The rarity of a good can increase its price. This so-called price feedback can motivate harvesters to exploit a fish stock even at low stock sizes, possibly contributing to collapse. To systematically examine the impact of price feedbacks on the bioeconomic equilibrium expected in a commercial fishery under regulated open access, we extend the standard Gordon–Schaefer harvesting model by incorporating a negative dependence of the price per fish on aggregate fish landings produced locally by the collective of fishers. We analytically show that both under Cournot competition (in which each fisher has market power in actively shaping the market price) and perfect competition (in which each fisher is a passive price taker) alternative stable steady states and a tipping point may emerge thanks to dynamic interactions between the variable market price of fish, fish population growth, and decisions of fishers in response to expected revenue. One of the bioeconomic steady states is found to be unstable, thus constituting a tipping point, where harvesters can abruptly drive fish stocks to low-abundance states and ultimately collapse. Mathematically, we show that under the assumption of a price feedback, the necessary condition for the existence of alternative steady states requires the ratio of catchability (or more generally the benefit of fishing) to marginal fishing cost to be sufficiently high. High prices at low stock sizes, subsidies, hyperstable catch rates, low opportunity costs of fishing (i.e., due to part-time fishing) or high benefits associated with non-catch aspects of fishing (e.g., in recreational fishing) all contribute to keeping the benefit-cost ratio high and motivate the maintenance of fishing pressure also at low stock sizes. We discuss these and other conditions that predispose a tipping point under regulated open access, which is particularly likely for small-scale fisheries with local markets and low substitutability of a given fish product, such as lagoon pike (Esox lucius) and eel (Anguilla anguilla) fisheries of the southern Baltic Sea. By contrast, the suggested price effect is much less likely or not present at all in global markets, such as the one for cod (Gadus morhua) in the Baltic Sea, where local supply is unlikely to affect market price. The sufficient condition for a tipping point requires that the number of fishers is within a specific intermediate range: if the number of fishers is small relative to stock productivity, there is only one stable steady state associated with a high fish population size, while if the number of fishers is high relative to stock production, again only one stable steady state associated with a low fish population is predicted. Therefore and on first sight counterintuitively, reorganization of a fishery from high to intermediate fisher numbers, e.g. as a preventive measures to avoid too high fishing pressures in response to lasting and productivity-harming environmental changes, or new entrants into a fishery may trigger alternative stable steady states, tipping points and destabilization of a fishery.
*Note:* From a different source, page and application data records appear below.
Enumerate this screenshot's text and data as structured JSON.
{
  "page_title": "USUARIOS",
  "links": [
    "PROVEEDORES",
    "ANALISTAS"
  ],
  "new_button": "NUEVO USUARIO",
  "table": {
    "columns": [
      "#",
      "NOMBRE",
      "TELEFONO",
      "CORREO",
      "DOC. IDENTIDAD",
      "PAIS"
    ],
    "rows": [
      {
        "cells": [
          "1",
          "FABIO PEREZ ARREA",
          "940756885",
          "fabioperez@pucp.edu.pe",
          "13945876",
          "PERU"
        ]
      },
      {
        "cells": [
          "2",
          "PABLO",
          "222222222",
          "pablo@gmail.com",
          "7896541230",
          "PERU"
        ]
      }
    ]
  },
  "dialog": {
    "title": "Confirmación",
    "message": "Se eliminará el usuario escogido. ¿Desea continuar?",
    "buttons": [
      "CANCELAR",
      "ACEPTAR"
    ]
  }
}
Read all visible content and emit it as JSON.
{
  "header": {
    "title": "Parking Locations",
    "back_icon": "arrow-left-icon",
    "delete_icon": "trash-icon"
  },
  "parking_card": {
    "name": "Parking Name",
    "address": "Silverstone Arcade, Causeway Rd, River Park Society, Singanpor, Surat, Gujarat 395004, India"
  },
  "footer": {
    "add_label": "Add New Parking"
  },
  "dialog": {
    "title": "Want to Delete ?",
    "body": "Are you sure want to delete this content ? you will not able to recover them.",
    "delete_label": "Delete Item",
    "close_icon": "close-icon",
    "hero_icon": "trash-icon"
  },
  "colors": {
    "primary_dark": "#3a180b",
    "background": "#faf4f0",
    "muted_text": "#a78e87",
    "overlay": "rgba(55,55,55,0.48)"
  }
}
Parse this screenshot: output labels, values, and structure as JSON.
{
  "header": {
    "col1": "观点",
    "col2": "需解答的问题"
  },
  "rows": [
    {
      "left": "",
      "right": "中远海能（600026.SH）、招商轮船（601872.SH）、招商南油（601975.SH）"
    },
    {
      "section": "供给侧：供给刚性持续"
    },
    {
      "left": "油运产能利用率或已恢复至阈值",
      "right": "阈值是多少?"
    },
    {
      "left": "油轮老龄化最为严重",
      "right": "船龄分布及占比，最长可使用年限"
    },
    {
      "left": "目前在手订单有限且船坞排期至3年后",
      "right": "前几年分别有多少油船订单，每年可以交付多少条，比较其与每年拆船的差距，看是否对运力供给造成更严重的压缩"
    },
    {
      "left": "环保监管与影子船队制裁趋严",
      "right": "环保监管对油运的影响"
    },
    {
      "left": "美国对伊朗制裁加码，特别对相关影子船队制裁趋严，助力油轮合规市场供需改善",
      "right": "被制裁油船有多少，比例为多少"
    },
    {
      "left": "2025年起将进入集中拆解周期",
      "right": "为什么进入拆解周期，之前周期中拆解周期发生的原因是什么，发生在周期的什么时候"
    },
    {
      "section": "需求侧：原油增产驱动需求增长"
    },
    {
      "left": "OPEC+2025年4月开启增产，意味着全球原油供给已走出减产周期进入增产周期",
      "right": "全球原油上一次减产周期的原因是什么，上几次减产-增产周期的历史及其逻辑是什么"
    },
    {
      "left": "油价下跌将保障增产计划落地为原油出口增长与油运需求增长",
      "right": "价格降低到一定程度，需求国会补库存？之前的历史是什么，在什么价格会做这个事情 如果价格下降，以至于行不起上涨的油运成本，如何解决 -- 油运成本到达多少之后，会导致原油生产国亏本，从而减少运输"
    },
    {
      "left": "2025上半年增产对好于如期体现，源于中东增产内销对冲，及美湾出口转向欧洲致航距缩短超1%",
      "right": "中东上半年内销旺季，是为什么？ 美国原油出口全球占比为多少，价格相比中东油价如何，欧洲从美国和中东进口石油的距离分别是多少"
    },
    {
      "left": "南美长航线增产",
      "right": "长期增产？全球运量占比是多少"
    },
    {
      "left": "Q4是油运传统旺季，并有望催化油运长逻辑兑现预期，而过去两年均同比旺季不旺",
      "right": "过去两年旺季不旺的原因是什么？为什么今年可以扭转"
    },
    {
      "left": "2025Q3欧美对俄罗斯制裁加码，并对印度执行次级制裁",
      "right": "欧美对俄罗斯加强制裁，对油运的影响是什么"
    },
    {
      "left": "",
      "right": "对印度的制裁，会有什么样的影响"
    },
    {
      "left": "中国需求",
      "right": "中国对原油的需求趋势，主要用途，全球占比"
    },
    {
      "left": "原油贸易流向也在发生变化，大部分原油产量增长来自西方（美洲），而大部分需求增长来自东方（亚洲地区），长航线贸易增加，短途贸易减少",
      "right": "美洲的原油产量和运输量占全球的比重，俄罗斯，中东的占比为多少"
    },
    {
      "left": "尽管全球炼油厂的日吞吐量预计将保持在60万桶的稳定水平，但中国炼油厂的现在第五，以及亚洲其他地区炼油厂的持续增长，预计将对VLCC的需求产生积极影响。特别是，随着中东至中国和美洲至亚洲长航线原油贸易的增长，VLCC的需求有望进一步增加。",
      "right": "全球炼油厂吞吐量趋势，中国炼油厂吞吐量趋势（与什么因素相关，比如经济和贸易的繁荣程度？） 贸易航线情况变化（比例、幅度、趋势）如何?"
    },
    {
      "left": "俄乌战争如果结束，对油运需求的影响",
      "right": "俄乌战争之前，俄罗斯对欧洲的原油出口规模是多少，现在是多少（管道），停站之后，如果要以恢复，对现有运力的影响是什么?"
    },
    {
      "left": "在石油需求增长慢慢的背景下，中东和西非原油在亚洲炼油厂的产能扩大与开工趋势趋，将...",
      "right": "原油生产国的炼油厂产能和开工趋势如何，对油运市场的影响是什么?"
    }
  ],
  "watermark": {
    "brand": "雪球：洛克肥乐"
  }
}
Can price feedbacks cause human behavior-induced tipping points in exploited fish stocks? An extension of the bioeconomic Gordon-Schaefer model
Project Boddenpike , Peer-reviewed
Dao, T., Quaas, M., Koemle, D., Ehrlich, E., Arlinghaus, R. 2022. Can price feedbacks cause human behavior-induced tipping points in exploited fish stocks? An extension of the bioeconomic Gordon-Schaefer model. Fisheries Research, 259, 106550.
Appeared in : Fisheries Research, 259, 106550